Editorial: The Music for Youth Prom 2021 offered a glimpse of what is possible

Harriet Clifford
Thursday, November 4, 2021

With the right mentoring, support and empowerment, handing over huge amounts of responsibility and ownership to young people is no more risky than remaining bogged down by tradition, writes the Editor.

It’s been years since I last stepped foot into the Royal Albert Hall. Like most of us, I have missed the spectacle and awe of live music, particularly on this kind of scale - the dramatic lights, the excited rumble of thousands of people side-stepping into their seats armed with popcorn and wine, the giant ‘mushrooms’ hanging from the ceiling (they’ve always been softmints to me), and the pit-of-your-stomach anticipation of the performance to come. 

Last night (3 November), nearly 2,000 children and young people from around the UK gathered in the Royal Albert Hall to perform in the Music for Youth (MFY) Prom 2021. The culmination of a year of music making under the theme ‘REMIX’, the Prom was an opportunity for musicians of all abilities and ages to showcase their creativity. It was also the first time all 2,000 young people had come together to share MFY’s national creative project: All the Hall’s a Stage, led by Tim Steiner.

The last MFY Prom took place two years ago, and in the interim there have been virtual projects and festivals, but as chief executive Judith Webster points out in her programme welcome note: ‘We come together as different people. The world has changed.’ 

A deliciously refreshing mix of spoken word, orchestral music, choral works, rap, jazz, percussion, movement, digital content, poetry, pop, solos, and every other musical combination, the Prom reflected this change. We heard Nick Jonas’ This is heaven performed by Vocalize, Lord of the Dance from Northamptonshire County Youth Orchestra, Coldplay’s Fix You from Cornwall Country Choirs, a Daft Punk Medley from Musica Youth Jazz, Candance de Meroe from Youthsayers, The Rolling Stones’ I can’t get no satisfaction from Rubik’s Cube, and so much more.

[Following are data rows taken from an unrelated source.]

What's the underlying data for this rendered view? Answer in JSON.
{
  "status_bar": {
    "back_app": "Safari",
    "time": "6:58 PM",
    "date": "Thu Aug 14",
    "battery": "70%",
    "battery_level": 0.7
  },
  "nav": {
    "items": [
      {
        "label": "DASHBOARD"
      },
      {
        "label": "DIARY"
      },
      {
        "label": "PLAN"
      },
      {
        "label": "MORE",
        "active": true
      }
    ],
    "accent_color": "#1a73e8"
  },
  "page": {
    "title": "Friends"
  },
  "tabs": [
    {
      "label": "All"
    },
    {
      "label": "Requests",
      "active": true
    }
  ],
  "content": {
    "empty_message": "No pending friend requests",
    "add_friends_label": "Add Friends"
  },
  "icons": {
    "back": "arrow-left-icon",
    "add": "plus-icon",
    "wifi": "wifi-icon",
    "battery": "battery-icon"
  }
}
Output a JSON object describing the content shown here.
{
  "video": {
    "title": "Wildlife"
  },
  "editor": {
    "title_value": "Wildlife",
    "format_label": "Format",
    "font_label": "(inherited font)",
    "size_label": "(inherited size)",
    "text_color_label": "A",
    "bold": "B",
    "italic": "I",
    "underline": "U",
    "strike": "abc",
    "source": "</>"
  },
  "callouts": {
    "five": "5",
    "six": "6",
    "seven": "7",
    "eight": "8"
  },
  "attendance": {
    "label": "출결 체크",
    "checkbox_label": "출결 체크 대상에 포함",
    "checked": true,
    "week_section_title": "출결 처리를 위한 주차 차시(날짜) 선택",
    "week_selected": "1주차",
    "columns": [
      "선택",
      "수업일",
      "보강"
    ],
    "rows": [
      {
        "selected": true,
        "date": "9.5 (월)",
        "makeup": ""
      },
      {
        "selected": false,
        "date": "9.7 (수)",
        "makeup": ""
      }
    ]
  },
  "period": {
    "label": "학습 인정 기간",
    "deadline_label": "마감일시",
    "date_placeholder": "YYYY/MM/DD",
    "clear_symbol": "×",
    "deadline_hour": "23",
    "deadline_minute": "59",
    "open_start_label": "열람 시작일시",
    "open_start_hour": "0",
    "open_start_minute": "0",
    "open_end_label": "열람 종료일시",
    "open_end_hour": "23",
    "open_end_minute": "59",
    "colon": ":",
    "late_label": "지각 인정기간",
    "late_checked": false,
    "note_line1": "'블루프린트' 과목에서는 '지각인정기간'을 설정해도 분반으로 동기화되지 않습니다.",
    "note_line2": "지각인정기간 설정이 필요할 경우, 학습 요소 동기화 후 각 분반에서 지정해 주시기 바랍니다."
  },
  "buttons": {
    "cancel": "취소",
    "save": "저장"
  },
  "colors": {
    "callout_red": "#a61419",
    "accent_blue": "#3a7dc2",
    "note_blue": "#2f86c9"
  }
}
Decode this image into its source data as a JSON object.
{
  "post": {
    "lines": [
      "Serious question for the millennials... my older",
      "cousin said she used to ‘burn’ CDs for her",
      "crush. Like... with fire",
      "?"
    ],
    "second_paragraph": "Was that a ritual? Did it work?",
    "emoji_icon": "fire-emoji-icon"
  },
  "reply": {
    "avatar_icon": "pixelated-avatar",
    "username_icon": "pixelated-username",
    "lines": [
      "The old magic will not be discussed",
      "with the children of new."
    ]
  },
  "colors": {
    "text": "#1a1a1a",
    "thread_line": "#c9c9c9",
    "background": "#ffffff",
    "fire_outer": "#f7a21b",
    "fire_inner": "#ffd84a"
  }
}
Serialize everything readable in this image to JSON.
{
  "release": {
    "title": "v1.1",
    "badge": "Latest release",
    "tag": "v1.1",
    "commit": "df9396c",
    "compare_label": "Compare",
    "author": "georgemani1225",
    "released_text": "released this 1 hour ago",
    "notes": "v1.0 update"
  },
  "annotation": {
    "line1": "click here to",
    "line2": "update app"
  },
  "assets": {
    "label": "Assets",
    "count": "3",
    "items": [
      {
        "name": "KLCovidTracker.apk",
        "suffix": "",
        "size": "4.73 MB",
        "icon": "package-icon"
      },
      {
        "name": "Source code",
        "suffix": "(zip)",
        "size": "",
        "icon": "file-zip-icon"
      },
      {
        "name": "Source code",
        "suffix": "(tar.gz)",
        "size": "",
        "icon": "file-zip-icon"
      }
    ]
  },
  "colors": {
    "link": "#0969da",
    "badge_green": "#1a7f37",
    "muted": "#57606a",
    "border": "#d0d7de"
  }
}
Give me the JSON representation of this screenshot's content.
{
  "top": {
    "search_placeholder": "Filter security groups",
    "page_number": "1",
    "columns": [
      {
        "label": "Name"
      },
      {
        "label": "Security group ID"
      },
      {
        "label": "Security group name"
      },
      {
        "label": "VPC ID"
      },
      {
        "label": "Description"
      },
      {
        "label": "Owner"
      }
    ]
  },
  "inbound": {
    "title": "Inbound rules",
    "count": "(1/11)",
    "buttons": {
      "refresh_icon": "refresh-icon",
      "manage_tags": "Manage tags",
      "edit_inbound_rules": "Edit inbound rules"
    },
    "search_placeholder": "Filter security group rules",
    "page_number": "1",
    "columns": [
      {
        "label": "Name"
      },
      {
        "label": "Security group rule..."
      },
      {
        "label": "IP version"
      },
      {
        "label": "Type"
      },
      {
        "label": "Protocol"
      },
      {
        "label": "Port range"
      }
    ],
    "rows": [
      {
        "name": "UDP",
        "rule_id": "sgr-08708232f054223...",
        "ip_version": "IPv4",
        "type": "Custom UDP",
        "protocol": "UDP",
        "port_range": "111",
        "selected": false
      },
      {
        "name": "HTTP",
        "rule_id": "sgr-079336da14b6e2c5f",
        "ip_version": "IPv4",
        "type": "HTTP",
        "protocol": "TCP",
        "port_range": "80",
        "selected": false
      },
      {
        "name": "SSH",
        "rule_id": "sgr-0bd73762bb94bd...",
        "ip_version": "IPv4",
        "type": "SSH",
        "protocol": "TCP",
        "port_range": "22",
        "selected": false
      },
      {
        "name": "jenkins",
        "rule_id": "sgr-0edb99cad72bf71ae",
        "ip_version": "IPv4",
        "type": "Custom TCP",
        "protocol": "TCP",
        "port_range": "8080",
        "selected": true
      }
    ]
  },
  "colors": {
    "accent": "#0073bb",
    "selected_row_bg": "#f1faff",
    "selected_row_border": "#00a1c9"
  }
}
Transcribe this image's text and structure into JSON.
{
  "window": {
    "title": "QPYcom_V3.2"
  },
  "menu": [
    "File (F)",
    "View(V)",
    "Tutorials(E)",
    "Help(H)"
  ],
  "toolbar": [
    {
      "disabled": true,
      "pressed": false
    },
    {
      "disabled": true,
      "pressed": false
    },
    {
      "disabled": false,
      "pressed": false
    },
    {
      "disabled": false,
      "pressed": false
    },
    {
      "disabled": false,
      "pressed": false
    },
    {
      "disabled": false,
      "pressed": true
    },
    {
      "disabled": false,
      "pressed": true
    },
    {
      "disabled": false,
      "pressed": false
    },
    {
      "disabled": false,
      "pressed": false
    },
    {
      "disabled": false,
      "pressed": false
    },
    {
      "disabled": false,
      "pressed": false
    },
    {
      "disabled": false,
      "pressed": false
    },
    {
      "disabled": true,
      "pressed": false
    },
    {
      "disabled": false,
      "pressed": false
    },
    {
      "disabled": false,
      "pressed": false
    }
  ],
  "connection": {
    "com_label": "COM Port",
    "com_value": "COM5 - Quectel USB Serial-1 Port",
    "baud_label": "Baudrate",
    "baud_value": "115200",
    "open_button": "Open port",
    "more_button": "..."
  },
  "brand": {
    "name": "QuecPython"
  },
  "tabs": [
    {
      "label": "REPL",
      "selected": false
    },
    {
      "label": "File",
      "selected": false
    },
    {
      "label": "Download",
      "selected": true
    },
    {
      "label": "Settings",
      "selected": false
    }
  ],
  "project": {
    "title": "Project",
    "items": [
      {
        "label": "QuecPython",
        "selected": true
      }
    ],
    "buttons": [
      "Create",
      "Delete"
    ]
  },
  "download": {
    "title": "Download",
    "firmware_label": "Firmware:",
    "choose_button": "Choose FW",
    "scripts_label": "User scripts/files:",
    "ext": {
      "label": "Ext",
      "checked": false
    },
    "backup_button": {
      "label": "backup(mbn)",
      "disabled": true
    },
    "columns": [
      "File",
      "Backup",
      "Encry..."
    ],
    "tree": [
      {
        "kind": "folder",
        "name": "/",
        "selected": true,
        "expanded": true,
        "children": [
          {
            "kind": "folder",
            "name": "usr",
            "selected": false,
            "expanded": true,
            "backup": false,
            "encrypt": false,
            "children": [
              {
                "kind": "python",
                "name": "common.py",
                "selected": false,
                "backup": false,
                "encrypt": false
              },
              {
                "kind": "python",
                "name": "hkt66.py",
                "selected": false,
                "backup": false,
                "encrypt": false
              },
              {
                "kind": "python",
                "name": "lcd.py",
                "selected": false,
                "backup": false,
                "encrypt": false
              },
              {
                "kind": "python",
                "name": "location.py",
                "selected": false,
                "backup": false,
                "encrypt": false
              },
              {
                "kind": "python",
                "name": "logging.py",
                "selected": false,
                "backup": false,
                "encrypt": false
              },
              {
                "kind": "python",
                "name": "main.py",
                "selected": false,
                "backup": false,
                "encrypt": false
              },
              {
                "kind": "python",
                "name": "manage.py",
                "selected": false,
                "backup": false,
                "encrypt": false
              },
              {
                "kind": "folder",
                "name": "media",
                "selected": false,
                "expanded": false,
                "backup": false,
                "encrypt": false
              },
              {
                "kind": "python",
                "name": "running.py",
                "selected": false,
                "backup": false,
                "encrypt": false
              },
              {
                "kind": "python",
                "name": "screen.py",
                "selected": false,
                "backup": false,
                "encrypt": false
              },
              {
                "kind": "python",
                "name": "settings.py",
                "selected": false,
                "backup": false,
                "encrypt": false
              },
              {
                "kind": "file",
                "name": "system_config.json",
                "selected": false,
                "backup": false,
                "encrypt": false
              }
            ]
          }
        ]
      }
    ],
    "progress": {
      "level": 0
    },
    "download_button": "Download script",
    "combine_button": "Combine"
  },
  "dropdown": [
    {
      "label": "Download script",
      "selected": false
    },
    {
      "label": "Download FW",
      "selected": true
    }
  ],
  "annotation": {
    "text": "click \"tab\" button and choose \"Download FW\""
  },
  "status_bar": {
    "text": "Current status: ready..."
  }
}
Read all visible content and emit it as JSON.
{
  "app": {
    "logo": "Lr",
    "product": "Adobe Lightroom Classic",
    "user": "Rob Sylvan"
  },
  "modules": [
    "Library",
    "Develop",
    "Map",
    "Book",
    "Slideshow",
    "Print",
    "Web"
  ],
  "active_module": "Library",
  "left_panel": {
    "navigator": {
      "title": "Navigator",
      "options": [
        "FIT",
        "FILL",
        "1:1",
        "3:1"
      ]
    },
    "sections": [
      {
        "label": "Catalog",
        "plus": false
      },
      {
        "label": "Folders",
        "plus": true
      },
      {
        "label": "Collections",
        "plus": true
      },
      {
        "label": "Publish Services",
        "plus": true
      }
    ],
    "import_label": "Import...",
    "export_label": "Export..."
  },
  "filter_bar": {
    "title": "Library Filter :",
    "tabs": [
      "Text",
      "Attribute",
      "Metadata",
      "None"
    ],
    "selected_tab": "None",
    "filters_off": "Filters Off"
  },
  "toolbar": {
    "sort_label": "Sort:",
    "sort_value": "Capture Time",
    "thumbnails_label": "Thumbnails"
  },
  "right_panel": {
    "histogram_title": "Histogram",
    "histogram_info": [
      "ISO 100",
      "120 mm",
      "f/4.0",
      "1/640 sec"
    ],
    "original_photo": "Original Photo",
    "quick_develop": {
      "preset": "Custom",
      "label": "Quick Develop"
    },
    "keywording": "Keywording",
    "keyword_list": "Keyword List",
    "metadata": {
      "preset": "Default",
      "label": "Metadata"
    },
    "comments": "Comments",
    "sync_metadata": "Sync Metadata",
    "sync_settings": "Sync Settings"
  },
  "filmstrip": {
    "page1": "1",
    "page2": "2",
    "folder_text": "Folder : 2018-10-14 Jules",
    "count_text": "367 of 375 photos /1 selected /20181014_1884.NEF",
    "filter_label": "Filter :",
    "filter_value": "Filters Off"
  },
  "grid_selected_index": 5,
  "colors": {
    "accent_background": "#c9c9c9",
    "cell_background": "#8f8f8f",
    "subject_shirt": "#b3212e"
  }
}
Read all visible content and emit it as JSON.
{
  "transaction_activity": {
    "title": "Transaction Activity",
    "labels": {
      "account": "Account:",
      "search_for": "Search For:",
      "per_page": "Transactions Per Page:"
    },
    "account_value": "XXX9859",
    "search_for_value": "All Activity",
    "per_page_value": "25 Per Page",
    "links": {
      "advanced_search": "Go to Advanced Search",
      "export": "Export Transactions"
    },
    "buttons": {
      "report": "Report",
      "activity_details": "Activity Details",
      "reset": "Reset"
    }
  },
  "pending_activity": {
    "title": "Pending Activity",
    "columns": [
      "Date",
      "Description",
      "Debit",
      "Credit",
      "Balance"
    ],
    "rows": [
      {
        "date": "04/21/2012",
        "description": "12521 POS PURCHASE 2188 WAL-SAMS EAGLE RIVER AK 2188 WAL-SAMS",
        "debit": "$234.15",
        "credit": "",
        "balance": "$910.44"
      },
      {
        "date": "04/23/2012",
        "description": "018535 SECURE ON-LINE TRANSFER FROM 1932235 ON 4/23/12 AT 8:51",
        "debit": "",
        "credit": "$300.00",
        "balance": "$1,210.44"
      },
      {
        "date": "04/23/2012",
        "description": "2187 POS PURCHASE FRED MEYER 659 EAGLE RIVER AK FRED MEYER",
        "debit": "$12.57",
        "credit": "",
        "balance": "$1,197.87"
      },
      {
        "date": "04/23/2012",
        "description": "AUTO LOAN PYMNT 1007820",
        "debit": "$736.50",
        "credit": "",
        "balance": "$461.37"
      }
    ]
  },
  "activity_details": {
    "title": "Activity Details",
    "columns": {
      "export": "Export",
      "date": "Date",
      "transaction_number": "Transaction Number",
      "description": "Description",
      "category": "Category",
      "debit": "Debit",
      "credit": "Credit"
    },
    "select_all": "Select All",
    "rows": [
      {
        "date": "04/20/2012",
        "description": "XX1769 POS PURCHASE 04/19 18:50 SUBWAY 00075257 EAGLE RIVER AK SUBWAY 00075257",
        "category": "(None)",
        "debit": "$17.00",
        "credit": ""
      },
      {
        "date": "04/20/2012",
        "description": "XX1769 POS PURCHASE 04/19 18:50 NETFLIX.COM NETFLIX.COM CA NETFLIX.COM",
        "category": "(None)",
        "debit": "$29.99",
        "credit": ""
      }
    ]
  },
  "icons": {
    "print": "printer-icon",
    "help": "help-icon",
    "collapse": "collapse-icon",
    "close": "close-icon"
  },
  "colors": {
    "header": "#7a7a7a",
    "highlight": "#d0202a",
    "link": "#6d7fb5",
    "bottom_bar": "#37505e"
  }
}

When the first notes of All the Hall’s a Stage - Collage echoed around the building, many audience members (myself included) looked at each other with raised eyebrows and an expression of alarm on our faces. Is it meant to sound like this? What’s happening? Good gracious, maybe something has gone wrong! Our rigid brains, constrained by preconceptions about what music ‘should’ sound like, simply couldn’t fathom why we could hear Pirates of the Caribbean, Sunday Soul, Shine Jesus Shine, My Hood and multiple other pieces of music all at the same time. But the music from the stage, the pit and the stalls, conducted incredibly by Tim Steiner, shook us up, pushed boundaries, and reflected a much-needed reset - or, remix.

Not only was the music diverse, relevant, moving, and topical - themes covered included the environment, the pandemic, the future, grief, social justice, joy, friendship, and family - but the performers themselves were diverse in every sense of the word. Nothing felt tokenistic, and musical talent was celebrated and showcased on its own merit. Pop/rock choir Rubik’s Cube sang and used Makaton sign language while performing, and the group consisted of more than 30 young people with special educational needs - the medley of songs ranging from The Beatles to High School Musical was joyful, life-enhancing, and filled with hope. Mother and son duo Shia and JL’s performance oozed passion, love and energy, and a gasp erupted around the Hall when, after his stunning performance on the clarinet, Shia told host Remel London that he is 10 years old.

While innovative and diverse programming is one thing, MFY went one step further, inviting three talented young presenters to join Remel London as the event co-hosts. Lewis Greaves (15), Aliyah Nelson (19), and Phoebe Jarvis (17) commanded the stage, spoke confidently about their lockdown struggles, shared their musical passions, and stood up there as role models for every single child and adult in the Royal Albert Hall. 

This youth-led approach did not feel like a gimmick or a nice-to-have - it felt absolutely fundamental. With the right mentoring, support and empowerment, handing over huge amounts of responsibility and ownership to young people is no more risky than remaining bogged down by tradition. The MFY Prom 2021 showed that inclusive, diverse, youthful, joyful, accessible, relevant, awe-inspiring, passionate, energetic music making is possible. 

Not only is it possible, but it is essential if we want (which surely we do) to continue inspiring young people in their music education, in the broadest sense of what that can be. 

The Music for Youth Prom 2021 was sponsored by the National Education Union, the Vivendi Create Joy Fund, Unity Trust Bank, PPL, the Musicians’ Union, Hal Leonard Europe, Trinity College London, and Ev-entz Music.